Column: Apple iPads on the Brooklyn Bridge
A couple of weeks ago, I took part in one of my all-time favorite New York activities - I walked across the Brooklyn Bridge.
And I noticed something that’s become extremely common, at least here in the Big Apple - tourists really like taking pictures and shooting videos with iPads. I see it on the subway, in restaurants, at the museum, and just about everywhere else.
This is just one symbol among many (like how much babies seem to enjoy using them) of just how popular tablet computers have become since Apple released the iconic iPad in 2010.
In fact, just this week, the Consumer Electronics Association said it expects tablets to comprise 80% of all computers sold by 2017.
Think about that - for every one traditional PC sold, there could be four tablets.

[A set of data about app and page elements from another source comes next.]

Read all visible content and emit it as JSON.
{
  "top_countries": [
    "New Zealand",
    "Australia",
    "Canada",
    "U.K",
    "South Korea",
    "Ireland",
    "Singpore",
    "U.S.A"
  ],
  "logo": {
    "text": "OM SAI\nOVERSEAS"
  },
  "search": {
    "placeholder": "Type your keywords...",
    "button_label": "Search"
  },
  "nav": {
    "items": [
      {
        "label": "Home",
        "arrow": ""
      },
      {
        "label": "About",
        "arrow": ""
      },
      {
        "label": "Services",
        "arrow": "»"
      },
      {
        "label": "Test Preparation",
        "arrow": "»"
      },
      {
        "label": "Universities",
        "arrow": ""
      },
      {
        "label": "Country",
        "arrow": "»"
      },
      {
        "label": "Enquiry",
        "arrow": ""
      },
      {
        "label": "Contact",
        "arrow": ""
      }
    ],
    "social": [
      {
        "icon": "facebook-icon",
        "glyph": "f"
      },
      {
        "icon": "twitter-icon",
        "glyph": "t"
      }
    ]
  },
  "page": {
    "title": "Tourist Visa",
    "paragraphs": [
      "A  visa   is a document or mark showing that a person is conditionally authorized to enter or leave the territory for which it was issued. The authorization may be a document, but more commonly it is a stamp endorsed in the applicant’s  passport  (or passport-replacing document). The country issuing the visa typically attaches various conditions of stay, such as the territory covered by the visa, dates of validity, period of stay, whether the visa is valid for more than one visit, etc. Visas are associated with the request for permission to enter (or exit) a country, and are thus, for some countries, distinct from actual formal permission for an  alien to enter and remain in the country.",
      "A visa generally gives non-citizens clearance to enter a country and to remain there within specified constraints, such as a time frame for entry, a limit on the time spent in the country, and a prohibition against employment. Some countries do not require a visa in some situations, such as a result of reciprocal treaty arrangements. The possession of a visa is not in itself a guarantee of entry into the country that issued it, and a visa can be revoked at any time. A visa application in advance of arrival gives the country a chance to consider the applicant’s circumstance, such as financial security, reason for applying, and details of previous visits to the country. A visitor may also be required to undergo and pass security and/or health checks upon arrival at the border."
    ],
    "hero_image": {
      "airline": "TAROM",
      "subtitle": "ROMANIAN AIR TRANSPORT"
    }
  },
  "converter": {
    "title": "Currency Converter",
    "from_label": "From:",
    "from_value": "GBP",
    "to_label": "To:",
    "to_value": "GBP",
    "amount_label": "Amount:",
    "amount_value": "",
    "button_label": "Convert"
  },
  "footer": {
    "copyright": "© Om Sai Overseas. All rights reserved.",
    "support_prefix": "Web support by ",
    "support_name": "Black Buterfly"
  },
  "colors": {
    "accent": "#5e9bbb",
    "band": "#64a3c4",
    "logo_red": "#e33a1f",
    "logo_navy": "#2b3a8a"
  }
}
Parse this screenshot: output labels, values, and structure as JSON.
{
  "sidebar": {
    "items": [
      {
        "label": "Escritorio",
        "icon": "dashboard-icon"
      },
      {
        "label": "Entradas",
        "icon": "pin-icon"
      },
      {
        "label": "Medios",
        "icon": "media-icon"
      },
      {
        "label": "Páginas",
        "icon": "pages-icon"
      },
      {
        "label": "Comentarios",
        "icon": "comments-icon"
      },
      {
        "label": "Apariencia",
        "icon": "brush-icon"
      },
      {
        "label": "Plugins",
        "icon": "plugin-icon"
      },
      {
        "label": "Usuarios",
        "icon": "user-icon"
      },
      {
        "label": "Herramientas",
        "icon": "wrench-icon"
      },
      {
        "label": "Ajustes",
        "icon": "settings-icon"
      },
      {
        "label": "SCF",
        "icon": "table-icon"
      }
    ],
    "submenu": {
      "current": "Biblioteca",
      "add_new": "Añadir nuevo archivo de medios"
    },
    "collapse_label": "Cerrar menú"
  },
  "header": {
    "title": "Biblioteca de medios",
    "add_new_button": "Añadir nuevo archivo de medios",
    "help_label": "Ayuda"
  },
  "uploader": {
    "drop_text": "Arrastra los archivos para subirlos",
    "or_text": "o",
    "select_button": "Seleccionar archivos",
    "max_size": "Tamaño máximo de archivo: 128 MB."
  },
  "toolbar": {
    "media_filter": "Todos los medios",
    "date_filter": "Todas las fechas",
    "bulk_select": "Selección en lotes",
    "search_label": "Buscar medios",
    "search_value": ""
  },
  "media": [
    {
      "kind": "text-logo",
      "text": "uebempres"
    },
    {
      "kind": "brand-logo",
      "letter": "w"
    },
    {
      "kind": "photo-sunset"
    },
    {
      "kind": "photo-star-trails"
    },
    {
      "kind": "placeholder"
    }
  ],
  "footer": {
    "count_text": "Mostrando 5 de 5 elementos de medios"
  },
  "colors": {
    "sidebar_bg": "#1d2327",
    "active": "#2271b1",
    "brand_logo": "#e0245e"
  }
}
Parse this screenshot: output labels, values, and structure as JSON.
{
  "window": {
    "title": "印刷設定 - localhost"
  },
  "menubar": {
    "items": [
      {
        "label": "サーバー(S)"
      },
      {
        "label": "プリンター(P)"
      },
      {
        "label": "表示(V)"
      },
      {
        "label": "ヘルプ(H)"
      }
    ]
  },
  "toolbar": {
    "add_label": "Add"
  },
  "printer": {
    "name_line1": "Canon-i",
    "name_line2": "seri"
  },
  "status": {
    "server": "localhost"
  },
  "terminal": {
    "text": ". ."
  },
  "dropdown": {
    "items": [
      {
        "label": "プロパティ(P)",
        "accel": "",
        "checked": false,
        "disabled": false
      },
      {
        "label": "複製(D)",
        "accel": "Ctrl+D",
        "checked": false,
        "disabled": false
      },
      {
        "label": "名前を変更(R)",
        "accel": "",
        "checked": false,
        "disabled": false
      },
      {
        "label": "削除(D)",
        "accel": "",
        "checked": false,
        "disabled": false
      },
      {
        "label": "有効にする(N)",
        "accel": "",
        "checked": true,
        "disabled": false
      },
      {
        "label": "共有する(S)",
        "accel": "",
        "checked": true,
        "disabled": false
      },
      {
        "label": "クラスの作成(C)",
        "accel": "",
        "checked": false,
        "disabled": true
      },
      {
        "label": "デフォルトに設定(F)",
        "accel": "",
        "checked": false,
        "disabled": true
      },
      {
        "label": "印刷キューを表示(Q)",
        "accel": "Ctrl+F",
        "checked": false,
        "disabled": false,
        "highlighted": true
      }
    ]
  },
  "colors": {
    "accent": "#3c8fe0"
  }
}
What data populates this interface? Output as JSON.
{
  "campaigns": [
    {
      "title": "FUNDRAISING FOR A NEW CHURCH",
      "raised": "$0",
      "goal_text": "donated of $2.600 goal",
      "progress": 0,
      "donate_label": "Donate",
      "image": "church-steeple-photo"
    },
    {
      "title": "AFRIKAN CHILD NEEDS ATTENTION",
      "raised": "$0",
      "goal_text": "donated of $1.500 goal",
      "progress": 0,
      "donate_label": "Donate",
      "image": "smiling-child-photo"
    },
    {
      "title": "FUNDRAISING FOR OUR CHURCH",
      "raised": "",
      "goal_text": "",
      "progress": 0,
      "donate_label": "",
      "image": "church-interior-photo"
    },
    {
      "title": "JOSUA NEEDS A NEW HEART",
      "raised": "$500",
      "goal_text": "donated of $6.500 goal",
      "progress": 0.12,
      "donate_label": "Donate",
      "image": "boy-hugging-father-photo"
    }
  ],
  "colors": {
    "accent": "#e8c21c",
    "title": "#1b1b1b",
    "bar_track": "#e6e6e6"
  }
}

That seems outrageous for a product category that for all intents and purposes is less than four years old.
However, the popularity of tablets makes perfect sense.
Outside of the office, our computing activities mostly revolve around using Internet applications like Facebook and Netflix and email, all of which are easily accomplished on a tablet.
And in many ways, a tablet is actually far superior to a PC for common tasks. Tablets are smaller, less expensive, and are far easier to use. Additionally, relative to laptops, they are far more portable, and in many cases, have superior battery life.
For now, PCs will remain widely used, but don’t be surprised if that market is on the verge of extinction within 10 years.